→ **Page and application data records**
>>>
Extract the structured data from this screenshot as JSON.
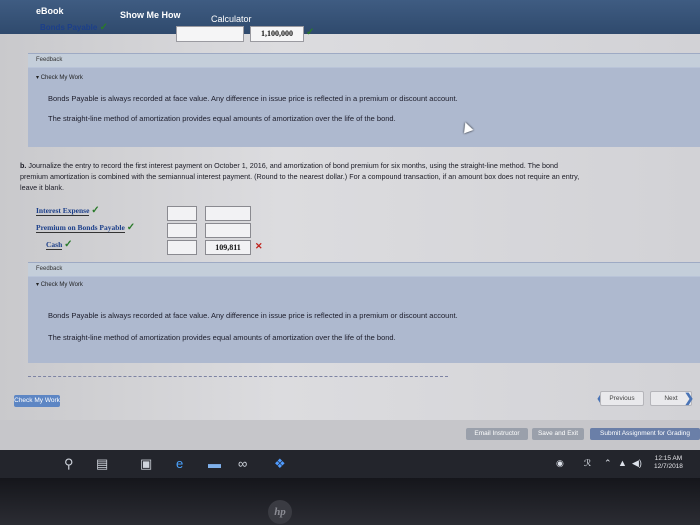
{
  "topbar": {
    "ebook": "eBook",
    "show_me_how": "Show Me How",
    "calculator": "Calculator"
  },
  "prev_entry": {
    "label": "Bonds Payable",
    "amount": "1,100,000"
  },
  "feedback_a": {
    "header": "Feedback",
    "check_my_work": "Check My Work",
    "line1": "Bonds Payable is always recorded at face value. Any difference in issue price is reflected in a premium or discount account.",
    "line2": "The straight-line method of amortization provides equal amounts of amortization over the life of the bond."
  },
  "question_b": {
    "prefix": "b.",
    "line1": "Journalize the entry to record the first interest payment on October 1, 2016, and amortization of bond premium for six months, using the straight-line method. The bond",
    "line2": "premium amortization is combined with the semiannual interest payment. (Round to the nearest dollar.) For a compound transaction, if an amount box does not require an entry,",
    "line3": "leave it blank."
  },
  "journal": {
    "rows": [
      {
        "account": "Interest Expense",
        "debit": "",
        "credit": ""
      },
      {
        "account": "Premium on Bonds Payable",
        "debit": "",
        "credit": ""
      },
      {
        "account": "Cash",
        "debit": "",
        "credit": "109,811"
      }
    ]
  },
  "feedback_b": {
    "header": "Feedback",
    "check_my_work": "Check My Work",
    "line1": "Bonds Payable is always recorded at face value. Any difference in issue price is reflected in a premium or discount account.",
    "line2": "The straight-line method of amortization provides equal amounts of amortization over the life of the bond."
  },
  "buttons": {
    "check_my_work": "Check My Work",
    "previous": "Previous",
    "next": "Next",
    "email_instructor": "Email Instructor",
    "save_and_exit": "Save and Exit",
    "submit": "Submit Assignment for Grading"
  },
  "taskbar": {
    "time": "12:15 AM",
    "date": "12/7/2018"
  },
  "colors": {
    "topbar": "#2f4a6d",
    "feedback": "#aeb9cf",
    "check_green": "#2a7a2a",
    "error_red": "#c0201a",
    "link_blue": "#1c3f8a"
  }
}
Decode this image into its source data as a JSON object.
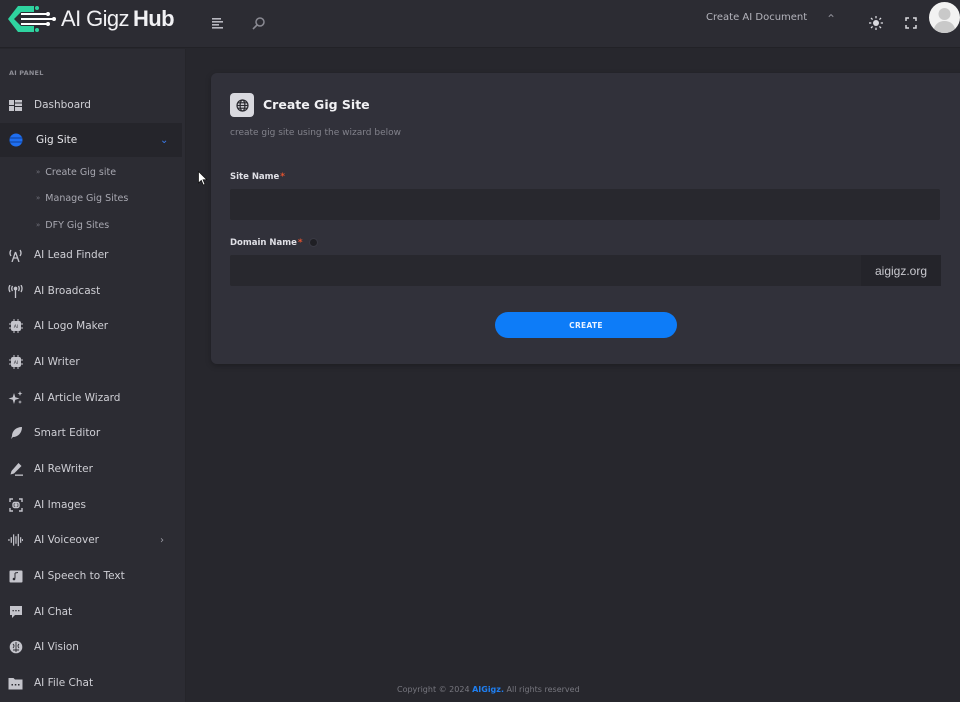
{
  "header": {
    "brand_prefix": "AI Gigz",
    "brand_suffix": "Hub",
    "menu_icon": "menu-lines-icon",
    "search_icon": "search-icon",
    "create_doc_label": "Create AI Document",
    "theme_icon": "sun-icon",
    "fullscreen_icon": "fullscreen-icon",
    "avatar_icon": "user-avatar"
  },
  "sidebar": {
    "panel_label": "AI PANEL",
    "items": [
      {
        "label": "Dashboard",
        "icon": "dashboard-icon"
      },
      {
        "label": "Gig Site",
        "icon": "globe-icon",
        "expanded": true
      },
      {
        "label": "AI Lead Finder",
        "icon": "antenna-icon"
      },
      {
        "label": "AI Broadcast",
        "icon": "broadcast-icon"
      },
      {
        "label": "AI Logo Maker",
        "icon": "ai-chip-icon"
      },
      {
        "label": "AI Writer",
        "icon": "ai-chip-icon"
      },
      {
        "label": "AI Article Wizard",
        "icon": "sparkles-icon"
      },
      {
        "label": "Smart Editor",
        "icon": "feather-icon"
      },
      {
        "label": "AI ReWriter",
        "icon": "pencil-icon"
      },
      {
        "label": "AI Images",
        "icon": "image-scan-icon"
      },
      {
        "label": "AI Voiceover",
        "icon": "waveform-icon",
        "has_submenu": true
      },
      {
        "label": "AI Speech to Text",
        "icon": "audio-file-icon"
      },
      {
        "label": "AI Chat",
        "icon": "chat-bubble-icon"
      },
      {
        "label": "AI Vision",
        "icon": "brain-icon"
      },
      {
        "label": "AI File Chat",
        "icon": "folder-chat-icon"
      }
    ],
    "sub_items": [
      {
        "label": "Create Gig site"
      },
      {
        "label": "Manage Gig Sites"
      },
      {
        "label": "DFY Gig Sites"
      }
    ]
  },
  "main": {
    "card_title": "Create Gig Site",
    "card_subtitle": "create gig site using the wizard below",
    "site_name_label": "Site Name",
    "site_name_value": "",
    "domain_name_label": "Domain Name",
    "domain_name_value": "",
    "domain_suffix": "aigigz.org",
    "required_mark": "*",
    "create_button": "CREATE"
  },
  "footer": {
    "prefix": "Copyright © 2024 ",
    "brand": "AIGigz.",
    "suffix": " All rights reserved"
  },
  "colors": {
    "accent": "#0d7cf8",
    "logo": "#2fd3a0",
    "required": "#e2522e",
    "background": "#27272d",
    "sidebar": "#2c2c33",
    "card": "#31313a"
  }
}
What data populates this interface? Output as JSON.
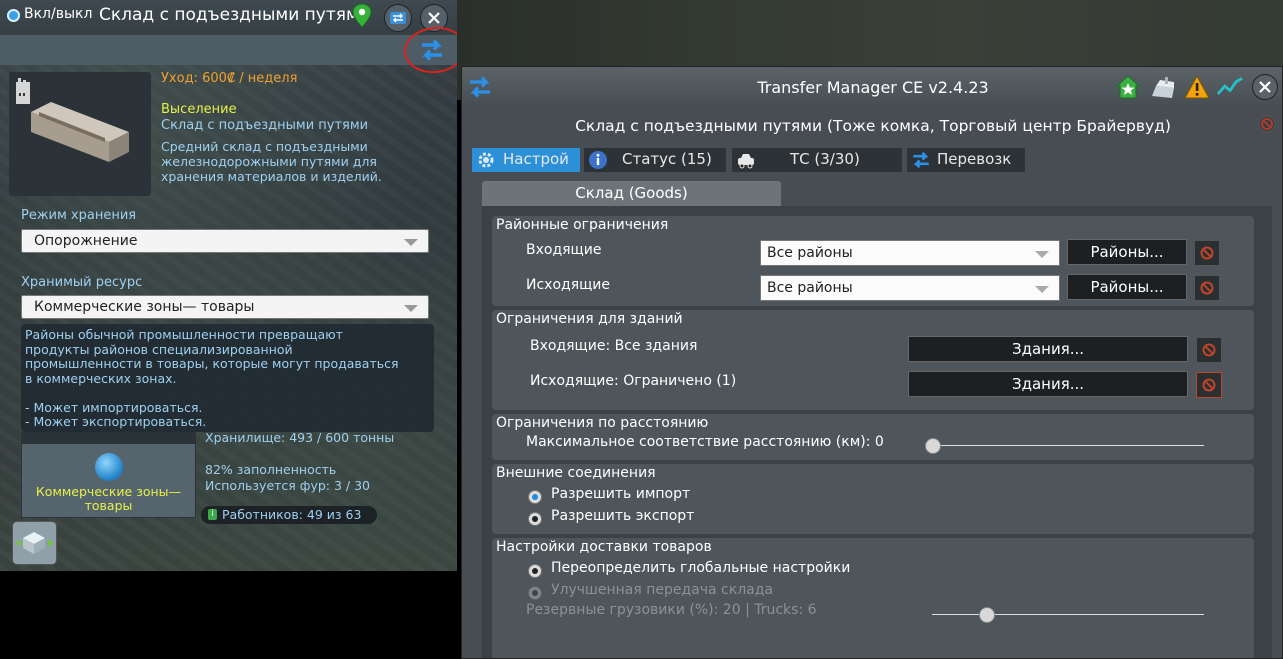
{
  "info_panel": {
    "toggle_label": "Вкл/выкл",
    "title": "Склад с подъездными путями",
    "upkeep": "Уход: 600₡ / неделя",
    "evict": "Выселение",
    "building_name": "Склад с подъездными путями",
    "building_desc": "Средний склад с подъездными железнодорожными путями для хранения материалов и изделий.",
    "storage_mode_label": "Режим хранения",
    "storage_mode_value": "Опорожнение",
    "resource_label": "Хранимый ресурс",
    "resource_value": "Коммерческие зоны— товары",
    "resource_desc_lines": [
      "Районы обычной промышленности превращают",
      "продукты районов специализированной",
      "промышленности в товары, которые могут продаваться",
      "в коммерческих зонах.",
      "",
      "- Может импортироваться.",
      "- Может экспортироваться."
    ],
    "resource_tile_label": "Коммерческие зоны— товары",
    "storage": "Хранилище: 493 / 600 тонны",
    "fill": "82% заполненность",
    "trucks": "Используется фур: 3 / 30",
    "workers": "Работников: 49 из 63",
    "workers_icon": "i"
  },
  "transfer_manager": {
    "title": "Transfer Manager CE v2.4.23",
    "building_header": "Склад с подъездными путями (Тоже комка, Торговый центр Брайервуд)",
    "tabs": [
      {
        "label": "Настрой"
      },
      {
        "label": "Статус (15)"
      },
      {
        "label": "ТС (3/30)"
      },
      {
        "label": "Перевозк"
      }
    ],
    "subtab": "Склад (Goods)",
    "district": {
      "title": "Районные ограничения",
      "incoming_label": "Входящие",
      "incoming_value": "Все районы",
      "outgoing_label": "Исходящие",
      "outgoing_value": "Все районы",
      "button": "Районы..."
    },
    "building": {
      "title": "Ограничения для зданий",
      "incoming": "Входящие: Все здания",
      "outgoing": "Исходящие: Ограничено (1)",
      "button": "Здания..."
    },
    "distance": {
      "title": "Ограничения по расстоянию",
      "label": "Максимальное соответствие расстоянию (км): 0",
      "value": 0
    },
    "outside": {
      "title": "Внешние соединения",
      "import": "Разрешить импорт",
      "export": "Разрешить экспорт",
      "import_checked": true,
      "export_checked": false
    },
    "delivery": {
      "title": "Настройки доставки товаров",
      "override": "Переопределить глобальные настройки",
      "improved": "Улучшенная передача склада",
      "reserve": "Резервные грузовики (%): 20 | Trucks: 6",
      "reserve_value": 20
    }
  },
  "colors": {
    "accent": "#2c90d8",
    "upkeep": "#f0a030",
    "highlight": "#e6f04a",
    "info_text": "#9fd0f0",
    "annotation_ring": "#d8241f"
  }
}
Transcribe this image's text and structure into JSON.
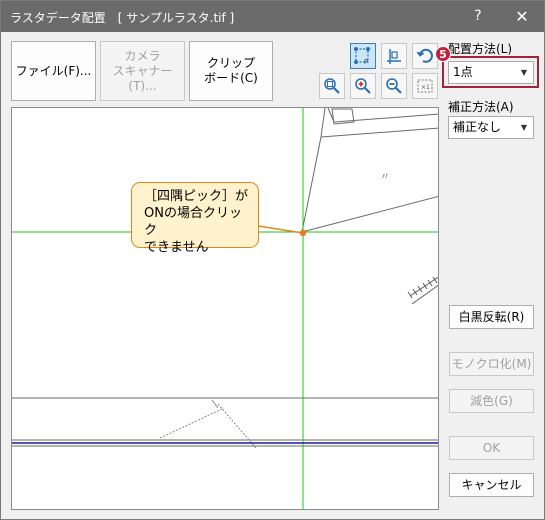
{
  "window": {
    "title": "ラスタデータ配置　[ サンプルラスタ.tif ]",
    "help_label": "?",
    "close_label": "✕"
  },
  "toolbar": {
    "file_label": "ファイル(F)...",
    "camera_line1": "カメラ",
    "camera_line2": "スキャナー(T)...",
    "clipboard_line1": "クリップ",
    "clipboard_line2": "ボード(C)"
  },
  "callout": {
    "line1": "［四隅ピック］が",
    "line2": "ONの場合クリック",
    "line3": "できません"
  },
  "placement": {
    "label": "配置方法(L)",
    "value": "1点",
    "badge": "5"
  },
  "correction": {
    "label": "補正方法(A)",
    "value": "補正なし"
  },
  "buttons": {
    "invert": "白黒反転(R)",
    "mono": "モノクロ化(M)",
    "reduce": "減色(G)",
    "ok": "OK",
    "cancel": "キャンセル"
  },
  "drawing": {
    "mark": "〃"
  },
  "colors": {
    "titlebar": "#6b6b6b",
    "highlight": "#a2243a",
    "callout_fill": "#fff2cc",
    "callout_border": "#e0861d",
    "crosshair": "#22c322",
    "blue_line": "#1a1aa6"
  }
}
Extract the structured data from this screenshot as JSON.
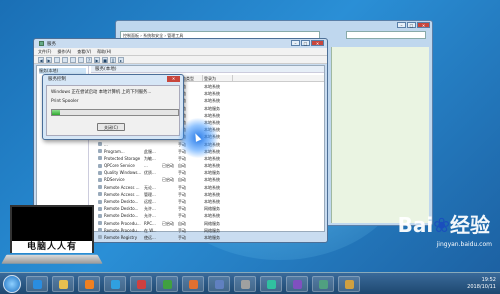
{
  "back_window": {
    "address": "控制面板 › 系统和安全 › 管理工具"
  },
  "services_window": {
    "title": "服务",
    "menu": [
      "文件(F)",
      "操作(A)",
      "查看(V)",
      "帮助(H)"
    ],
    "tree": [
      "服务(本地)"
    ],
    "list_header": "服务(本地)",
    "columns": [
      "名称",
      "描述",
      "状态",
      "启动类型",
      "登录为"
    ],
    "rows": [
      {
        "name": "...Key",
        "desc": "提供...",
        "state": "已启动",
        "start": "手动",
        "logon": "本地系统"
      },
      {
        "name": "...n Bro...",
        "desc": "PnP-...",
        "state": "已启动",
        "start": "自动",
        "logon": "本地系统"
      },
      {
        "name": "...ion Ex...",
        "desc": "负责...",
        "state": "",
        "start": "手动",
        "logon": "本地系统"
      },
      {
        "name": "...Device...",
        "desc": "使用...",
        "state": "",
        "start": "手动",
        "logon": "本地服务"
      },
      {
        "name": "...r...",
        "desc": "",
        "state": "",
        "start": "手动",
        "logon": "本地系统"
      },
      {
        "name": "...Eve...",
        "desc": "",
        "state": "",
        "start": "手动",
        "logon": "本地系统"
      },
      {
        "name": "...",
        "desc": "",
        "state": "",
        "start": "手动",
        "logon": "本地系统"
      },
      {
        "name": "...",
        "desc": "",
        "state": "",
        "start": "手动",
        "logon": "本地系统"
      },
      {
        "name": "...",
        "desc": "",
        "state": "",
        "start": "手动",
        "logon": "本地系统"
      },
      {
        "name": "Program...",
        "desc": "此服...",
        "state": "",
        "start": "手动",
        "logon": "本地系统"
      },
      {
        "name": "Protected Storage",
        "desc": "为敏...",
        "state": "",
        "start": "手动",
        "logon": "本地系统"
      },
      {
        "name": "QPCore Service",
        "desc": "...",
        "state": "已启动",
        "start": "自动",
        "logon": "本地系统"
      },
      {
        "name": "Quality Windows...",
        "desc": "优质...",
        "state": "",
        "start": "手动",
        "logon": "本地服务"
      },
      {
        "name": "RDService",
        "desc": "",
        "state": "已启动",
        "start": "自动",
        "logon": "本地系统"
      },
      {
        "name": "Remote Access ...",
        "desc": "无论...",
        "state": "",
        "start": "手动",
        "logon": "本地系统"
      },
      {
        "name": "Remote Access ...",
        "desc": "管理...",
        "state": "",
        "start": "手动",
        "logon": "本地系统"
      },
      {
        "name": "Remote Deskto...",
        "desc": "远程...",
        "state": "",
        "start": "手动",
        "logon": "本地系统"
      },
      {
        "name": "Remote Deskto...",
        "desc": "允许...",
        "state": "",
        "start": "手动",
        "logon": "网络服务"
      },
      {
        "name": "Remote Deskto...",
        "desc": "允许...",
        "state": "",
        "start": "手动",
        "logon": "本地系统"
      },
      {
        "name": "Remote Procedu...",
        "desc": "RPC...",
        "state": "已启动",
        "start": "自动",
        "logon": "网络服务"
      },
      {
        "name": "Remote Procedu...",
        "desc": "在 W...",
        "state": "",
        "start": "手动",
        "logon": "网络服务"
      },
      {
        "name": "Remote Registry",
        "desc": "使远...",
        "state": "",
        "start": "手动",
        "logon": "本地服务"
      }
    ],
    "tabs": [
      "扩展",
      "标准"
    ]
  },
  "dialog": {
    "title": "服务控制",
    "message": "Windows 正在尝试启动 本地计算机 上的下列服务...",
    "service": "Print Spooler",
    "progress": 0.06,
    "close_button": "关闭(C)"
  },
  "logo_text": "电脑人人有",
  "watermark": {
    "brand": "Bai",
    "brand2": "经验",
    "url": "jingyan.baidu.com"
  },
  "taskbar": {
    "time": "19:52",
    "date": "2018/10/11",
    "apps": [
      {
        "icon": "ie-icon",
        "color": "#2a8de0"
      },
      {
        "icon": "folder-icon",
        "color": "#e8c050"
      },
      {
        "icon": "media-player-icon",
        "color": "#f08020"
      },
      {
        "icon": "qq-icon",
        "color": "#30a0e0"
      },
      {
        "icon": "game-icon",
        "color": "#d04040"
      },
      {
        "icon": "browser-icon",
        "color": "#40a040"
      },
      {
        "icon": "photo-icon",
        "color": "#e07030"
      },
      {
        "icon": "control-panel-icon",
        "color": "#6080c0"
      },
      {
        "icon": "tool-icon",
        "color": "#a0a0a0"
      },
      {
        "icon": "chat-icon",
        "color": "#30c0a0"
      },
      {
        "icon": "music-icon",
        "color": "#8050c0"
      },
      {
        "icon": "services-icon",
        "color": "#50a080"
      },
      {
        "icon": "snip-icon",
        "color": "#d0a040"
      }
    ]
  }
}
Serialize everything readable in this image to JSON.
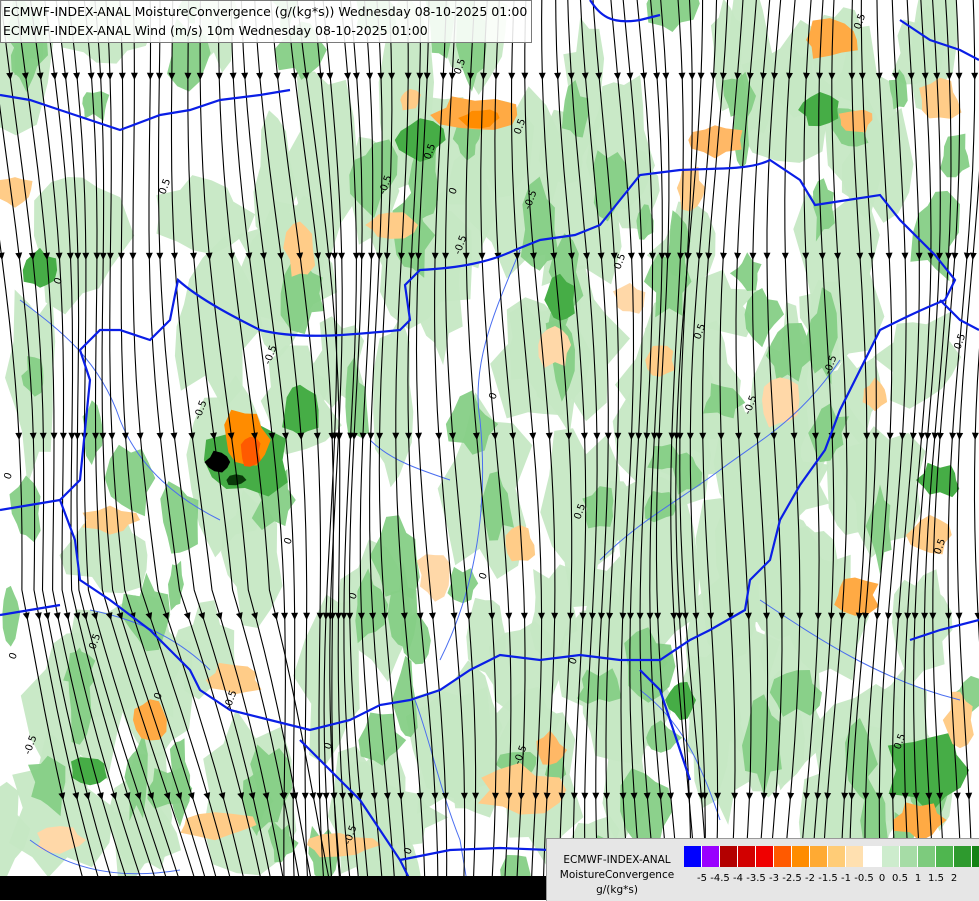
{
  "header": {
    "line1": "ECMWF-INDEX-ANAL MoistureConvergence (g/(kg*s)) Wednesday 08-10-2025 01:00",
    "line2": "ECMWF-INDEX-ANAL Wind (m/s) 10m Wednesday 08-10-2025 01:00"
  },
  "legend": {
    "line1": "ECMWF-INDEX-ANAL",
    "line2": "MoistureConvergence",
    "line3": "g/(kg*s)",
    "colors": [
      "#0000ff",
      "#9900ff",
      "#b30000",
      "#d20000",
      "#f00000",
      "#ff5a00",
      "#ff8c00",
      "#ffaa33",
      "#ffcc77",
      "#ffe0b0",
      "#ffffff",
      "#cdeccd",
      "#a6dca6",
      "#7dcb7d",
      "#4fb64f",
      "#2e9a2e",
      "#148214"
    ],
    "tick_labels": [
      "-5",
      "-4.5",
      "-4",
      "-3.5",
      "-3",
      "-2.5",
      "-2",
      "-1.5",
      "-1",
      "-0.5",
      "0",
      "0.5",
      "1",
      "1.5",
      "2"
    ]
  },
  "map": {
    "contour_labels": [
      "0.5",
      "0.5",
      "-0.5",
      "0",
      "0",
      "-0.5",
      "0.5",
      "0",
      "-0.5",
      "0",
      "0.5",
      "0",
      "-0.5",
      "0",
      "0.5",
      "-0.5",
      "0.5",
      "0",
      "0.5",
      "-0.5",
      "0",
      "0.5",
      "-0.5",
      "-0.5",
      "0",
      "0.5",
      "0",
      "-0.5",
      "0",
      "0.5",
      "-0.5",
      "0.5",
      "-0.5",
      "0",
      "0.5"
    ],
    "colors": {
      "border": "#0a1ee6",
      "river": "#4a6ef0",
      "streamline": "#000000"
    }
  }
}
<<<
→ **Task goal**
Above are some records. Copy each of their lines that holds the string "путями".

→ **Reply to the task**
    "title": "Склад с подъездными путями",
    "building_name": "Склад с подъездными путями",
    "building_desc": "Средний склад с подъездными железнодорожными путями для хранения материалов и изделий.",
    "building_header": "Склад с подъездными путями (Тоже комка, Торговый центр Брайервуд)",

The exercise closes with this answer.